§ SUPPLIED INFORMATION:
- Opening Delimiter -
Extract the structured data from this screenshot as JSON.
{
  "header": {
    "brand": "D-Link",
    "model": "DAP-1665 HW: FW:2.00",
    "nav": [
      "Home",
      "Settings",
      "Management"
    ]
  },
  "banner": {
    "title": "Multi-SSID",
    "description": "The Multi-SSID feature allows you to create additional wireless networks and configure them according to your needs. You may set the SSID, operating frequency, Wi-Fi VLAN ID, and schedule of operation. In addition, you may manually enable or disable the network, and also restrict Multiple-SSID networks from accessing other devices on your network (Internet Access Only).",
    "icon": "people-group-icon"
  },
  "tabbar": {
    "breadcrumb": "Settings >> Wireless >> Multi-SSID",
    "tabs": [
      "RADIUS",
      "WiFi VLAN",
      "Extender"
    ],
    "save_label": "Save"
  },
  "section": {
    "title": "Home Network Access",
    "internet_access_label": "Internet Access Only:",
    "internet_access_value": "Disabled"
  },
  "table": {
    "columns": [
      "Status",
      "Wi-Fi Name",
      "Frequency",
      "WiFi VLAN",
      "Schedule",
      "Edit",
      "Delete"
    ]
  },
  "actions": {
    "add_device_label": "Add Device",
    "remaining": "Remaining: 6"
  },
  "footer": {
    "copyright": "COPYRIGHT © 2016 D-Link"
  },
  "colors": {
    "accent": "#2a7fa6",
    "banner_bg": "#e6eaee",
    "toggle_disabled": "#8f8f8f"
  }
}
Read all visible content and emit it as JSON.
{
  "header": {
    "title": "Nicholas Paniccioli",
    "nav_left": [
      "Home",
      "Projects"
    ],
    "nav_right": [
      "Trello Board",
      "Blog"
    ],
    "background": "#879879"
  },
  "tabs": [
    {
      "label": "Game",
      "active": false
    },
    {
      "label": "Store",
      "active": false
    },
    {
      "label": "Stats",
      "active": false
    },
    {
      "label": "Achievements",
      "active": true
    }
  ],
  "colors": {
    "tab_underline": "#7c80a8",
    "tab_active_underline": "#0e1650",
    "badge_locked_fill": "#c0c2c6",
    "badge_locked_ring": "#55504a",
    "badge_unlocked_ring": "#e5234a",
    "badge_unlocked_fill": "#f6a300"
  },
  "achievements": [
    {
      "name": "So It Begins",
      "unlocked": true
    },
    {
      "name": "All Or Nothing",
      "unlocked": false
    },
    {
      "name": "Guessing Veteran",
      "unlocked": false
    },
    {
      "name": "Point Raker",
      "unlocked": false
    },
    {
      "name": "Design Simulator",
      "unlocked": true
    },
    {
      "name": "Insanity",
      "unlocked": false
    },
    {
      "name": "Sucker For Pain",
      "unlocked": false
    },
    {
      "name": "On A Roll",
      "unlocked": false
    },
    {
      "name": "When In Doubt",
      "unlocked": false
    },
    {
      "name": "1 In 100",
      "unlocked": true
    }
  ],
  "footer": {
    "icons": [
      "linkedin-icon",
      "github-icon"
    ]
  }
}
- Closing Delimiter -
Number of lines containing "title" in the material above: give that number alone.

3